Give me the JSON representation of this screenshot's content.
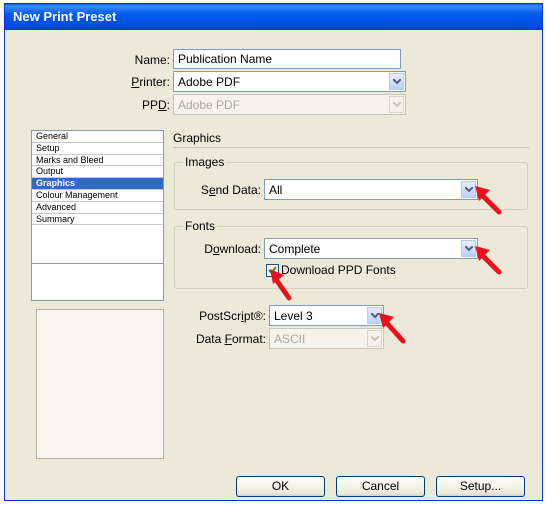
{
  "window": {
    "title": "New Print Preset"
  },
  "fields": {
    "name_label": "Name:",
    "name_value": "Publication Name",
    "printer_label_pre": "",
    "printer_label_u": "P",
    "printer_label_post": "rinter:",
    "printer_value": "Adobe PDF",
    "ppd_label_pre": "PP",
    "ppd_label_u": "D",
    "ppd_label_post": ":",
    "ppd_value": "Adobe PDF"
  },
  "sidebar": {
    "items": [
      {
        "label": "General"
      },
      {
        "label": "Setup"
      },
      {
        "label": "Marks and Bleed"
      },
      {
        "label": "Output"
      },
      {
        "label": "Graphics",
        "selected": true
      },
      {
        "label": "Colour Management"
      },
      {
        "label": "Advanced"
      },
      {
        "label": "Summary"
      }
    ]
  },
  "panel": {
    "title": "Graphics",
    "images": {
      "title": "Images",
      "send_label_pre": "S",
      "send_label_u": "e",
      "send_label_post": "nd Data:",
      "send_value": "All"
    },
    "fonts": {
      "title": "Fonts",
      "download_label_pre": "D",
      "download_label_u": "o",
      "download_label_post": "wnload:",
      "download_value": "Complete",
      "ppd_fonts_label": "Download PPD Fonts",
      "ppd_fonts_checked": true
    },
    "postscript_label_pre": "PostScr",
    "postscript_label_u": "i",
    "postscript_label_post": "pt®:",
    "postscript_value": "Level 3",
    "format_label_pre": "Data ",
    "format_label_u": "F",
    "format_label_post": "ormat:",
    "format_value": "ASCII"
  },
  "buttons": {
    "ok": "OK",
    "cancel": "Cancel",
    "setup": "Setup..."
  },
  "colors": {
    "accent": "#316ac5",
    "annotation": "#e8121c"
  }
}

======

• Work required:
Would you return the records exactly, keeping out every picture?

• Response for this exercise:
Give me the JSON representation of this screenshot's content.
{
  "window": {
    "title": "New Print Preset"
  },
  "fields": {
    "name_label": "Name:",
    "name_value": "Publication Name",
    "printer_label_pre": "",
    "printer_label_u": "P",
    "printer_label_post": "rinter:",
    "printer_value": "Adobe PDF",
    "ppd_label_pre": "PP",
    "ppd_label_u": "D",
    "ppd_label_post": ":",
    "ppd_value": "Adobe PDF"
  },
  "sidebar": {
    "items": [
      {
        "label": "General"
      },
      {
        "label": "Setup"
      },
      {
        "label": "Marks and Bleed"
      },
      {
        "label": "Output"
      },
      {
        "label": "Graphics",
        "selected": true
      },
      {
        "label": "Colour Management"
      },
      {
        "label": "Advanced"
      },
      {
        "label": "Summary"
      }
    ]
  },
  "panel": {
    "title": "Graphics",
    "images": {
      "title": "Images",
      "send_label_pre": "S",
      "send_label_u": "e",
      "send_label_post": "nd Data:",
      "send_value": "All"
    },
    "fonts": {
      "title": "Fonts",
      "download_label_pre": "D",
      "download_label_u": "o",
      "download_label_post": "wnload:",
      "download_value": "Complete",
      "ppd_fonts_label": "Download PPD Fonts",
      "ppd_fonts_checked": true
    },
    "postscript_label_pre": "PostScr",
    "postscript_label_u": "i",
    "postscript_label_post": "pt®:",
    "postscript_value": "Level 3",
    "format_label_pre": "Data ",
    "format_label_u": "F",
    "format_label_post": "ormat:",
    "format_value": "ASCII"
  },
  "buttons": {
    "ok": "OK",
    "cancel": "Cancel",
    "setup": "Setup..."
  },
  "colors": {
    "accent": "#316ac5",
    "annotation": "#e8121c"
  }
}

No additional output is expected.